“A traditional South Kerala Onam sadya will include parippu [moong dal topped with seasoning and ghee] and sambar, rasam, avial, thoran [a stir-fried vegetable, mostly cabbage, with grated coconut], pachadi [a yogurt-based gravy with grated coconut that can be made with either cucumber, pineapple, beetroot, okra or raw mango], one koottukari [a sweet and spicy mix of vegetables cooked with Bengal gram], two kinds of upperi [banana chips and banana chips coated with jaggery], pappadoms, pazham [banana], one uppilittathu [picked vegetables] and payasam,” he said.
He added that people from North prefer only one variety of upperi.
‘Traditional dishes disappearing’
Screenwriter and food lover Bipin Chandran said that it did not matter whether people ate vegetarian or non-vegetarian dishes on Thiru Onam. What concerned him was that traditional Kerala sadya preparations were gradually disappearing because of the popularity of newer dishes.
“No one has time to cook puzhukku [a dry preparation of root vegetables, raw bananas and red cow peas], which is our traditional food,” he said. “Almost all the delicacies that we serve in the Onam feast came from other places, but we have made it our own.”

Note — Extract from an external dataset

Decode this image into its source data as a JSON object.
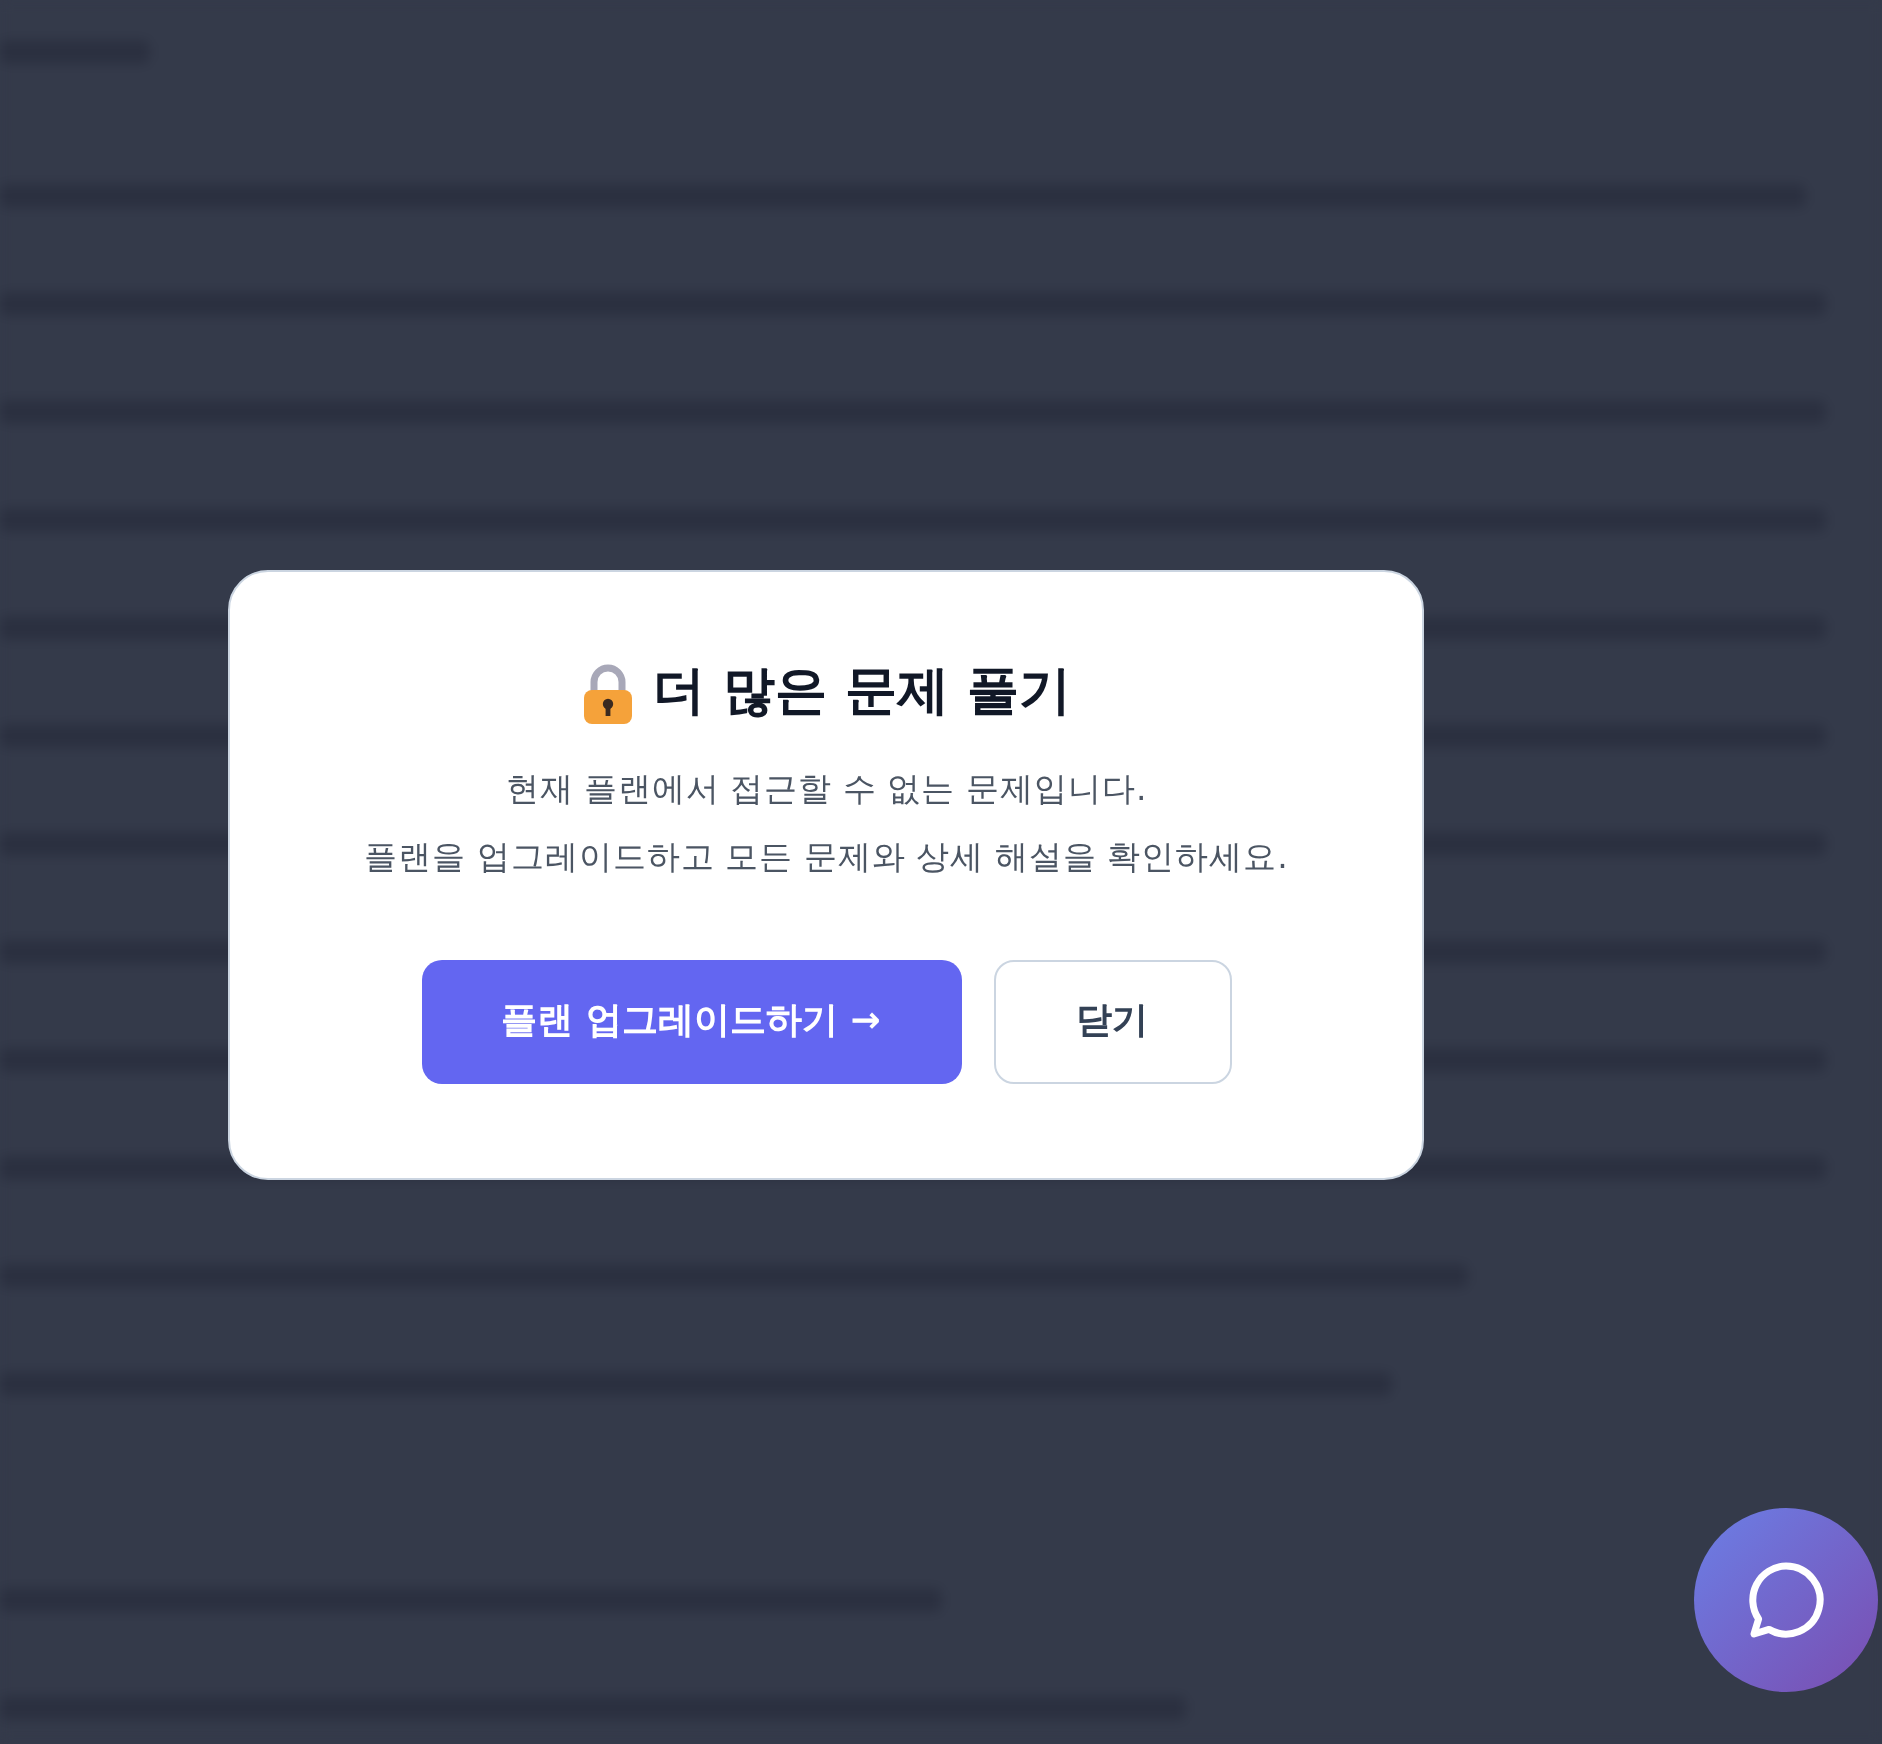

Gopalakrishnan pointed to a more alarming trend. He said that people are losing interest in cooking and serving sadya during Onam. “It is a tedious process,” he said. “People don’t want to spend much time on cooking. I think this tradition will fade into oblivion soon.”
Gopalakrishnan articulated a thought that is likely to horrify sadya lovers.
“I wouldn’t be surprised if Keralites began to rely on easy-to-cook non-vegetarian dishes, such as biryani, during Onam,” he said. “Youngsters have already developed a craving for non-vegetarian delicacies. It will grow in the coming years.”